At first, I was chastened by this new awareness. But then my survival instincts kicked in and I became defensive. This time, it was David I interrupted. “So what if I say WTF every now and then? It’s better than ‘hon.’ Remember that? You hated that.” In my early 20s, I’d picked up the habit of using the shortened version of “honey” from one of my New York aunts.
David grimaced at the sound of the word.
“It wasn’t hard to break the habit when every time I said it you’d make that face,” I said. It only then occurred to me that David had used negative operant conditioning to excise the word from my vocabulary. I wondered in what other ways I’d been modified.
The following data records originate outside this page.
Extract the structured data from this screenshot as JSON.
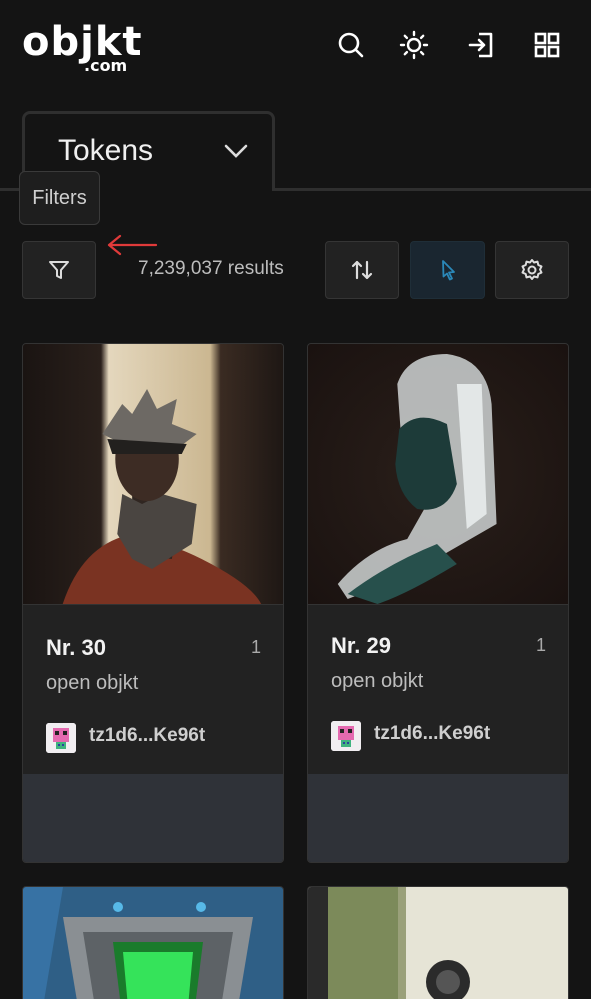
{
  "header": {
    "logo_main": "objkt",
    "logo_sub": ".com",
    "icons": [
      "search-icon",
      "theme-toggle-icon",
      "login-icon",
      "apps-grid-icon"
    ]
  },
  "tab": {
    "label": "Tokens"
  },
  "tooltip": {
    "text": "Filters"
  },
  "toolbar": {
    "results": "7,239,037 results",
    "accent_color": "#2a88b8"
  },
  "cards": [
    {
      "title": "Nr. 30",
      "editions": "1",
      "type": "open objkt",
      "creator": "tz1d6...Ke96t"
    },
    {
      "title": "Nr. 29",
      "editions": "1",
      "type": "open objkt",
      "creator": "tz1d6...Ke96t"
    }
  ]
}
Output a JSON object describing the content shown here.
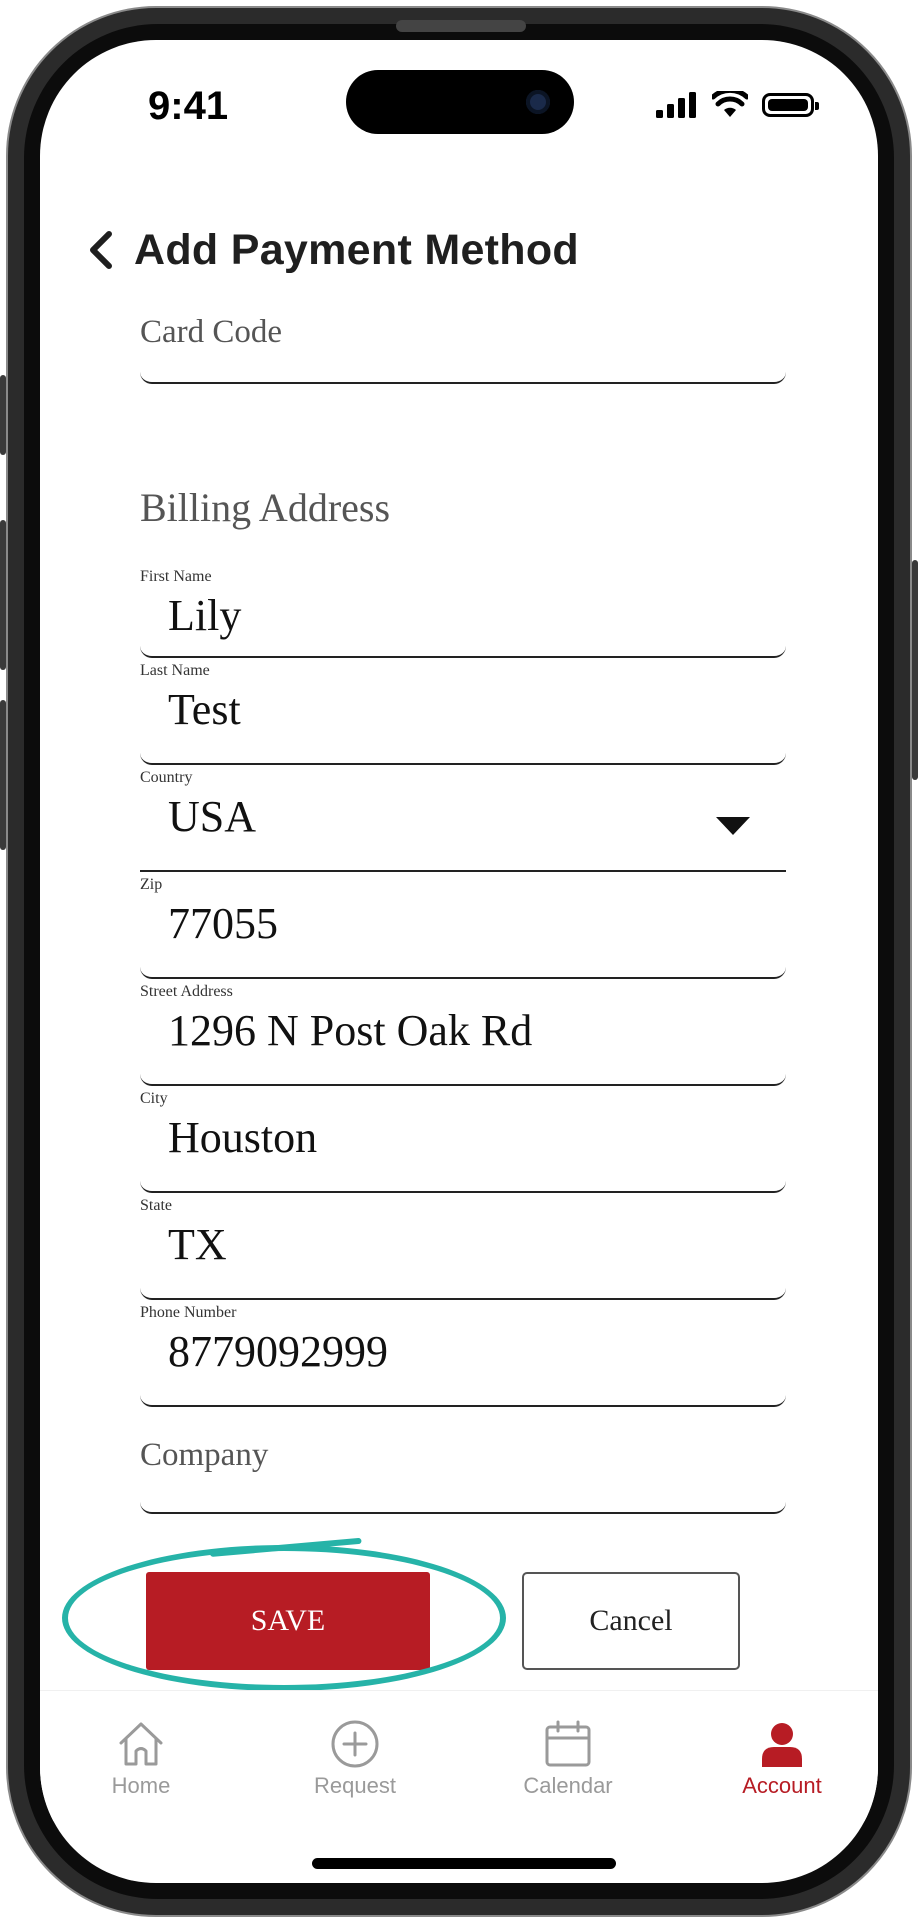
{
  "status_bar": {
    "time": "9:41"
  },
  "header": {
    "title": "Add Payment Method"
  },
  "form": {
    "card_code": {
      "placeholder": "Card Code"
    },
    "billing_section_title": "Billing Address",
    "fields": [
      {
        "label": "First Name",
        "value": "Lily"
      },
      {
        "label": "Last Name",
        "value": "Test"
      },
      {
        "label": "Country",
        "value": "USA"
      },
      {
        "label": "Zip",
        "value": "77055"
      },
      {
        "label": "Street Address",
        "value": "1296 N Post Oak Rd"
      },
      {
        "label": "City",
        "value": "Houston"
      },
      {
        "label": "State",
        "value": "TX"
      },
      {
        "label": "Phone Number",
        "value": "8779092999"
      }
    ],
    "company": {
      "placeholder": "Company"
    }
  },
  "actions": {
    "save_label": "SAVE",
    "cancel_label": "Cancel"
  },
  "tabbar": {
    "items": [
      {
        "label": "Home",
        "icon": "home-icon"
      },
      {
        "label": "Request",
        "icon": "plus-circle-icon"
      },
      {
        "label": "Calendar",
        "icon": "calendar-icon"
      },
      {
        "label": "Account",
        "icon": "account-icon",
        "active": true
      }
    ]
  },
  "colors": {
    "accent": "#b71c24",
    "highlight": "#26b3a8",
    "inactive_tab": "#9a9a9a"
  }
}
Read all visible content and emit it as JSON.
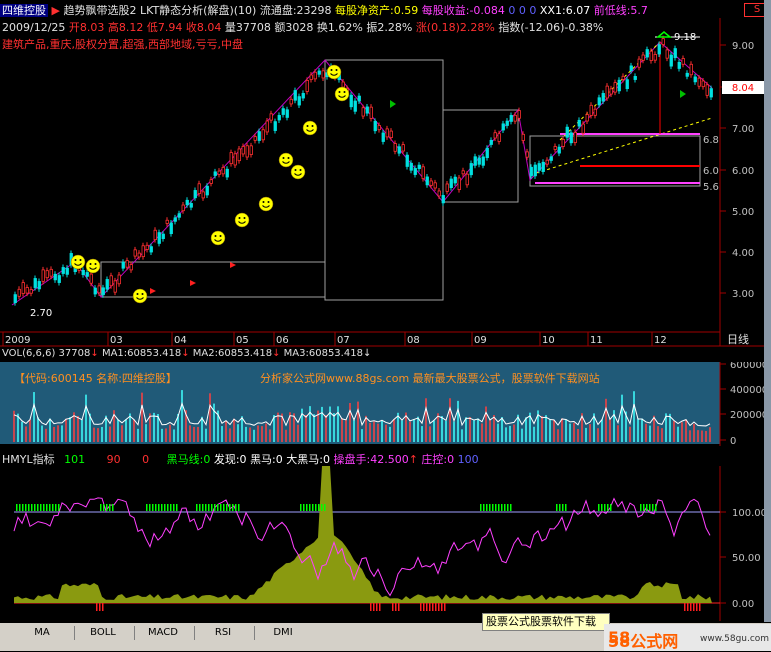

“Look,” David said, his d’oh-like expression signaling that the word had slipped out. “Not meanly, but you sounded like an old lady when you said that.”
“Not meanly?” I repeated. David and I burst into laughter. Josue waited patiently for us to stop giggling long enough to explain the joke to him. “He got that from my sisters,” I said. “They preface offensive statements with ‘not meanly,’ as if that somehow absolves them of saying something that is obviously malicious. Like, ‘Not meanly, but she’s kind of dumb.’”
A shared reticence fell over us — anything we said at that point was subject to scrutiny. Eventually, after a few more sips of wine and many minutes of watching the group on the other side of the bar, I turned toward the guys. “So what if we’ve got our catchphrases? It’s part of talking.” With this, David and Josue seemed to relax a bit. “It’s like Jane always says: at the end of the day, it is what it is.”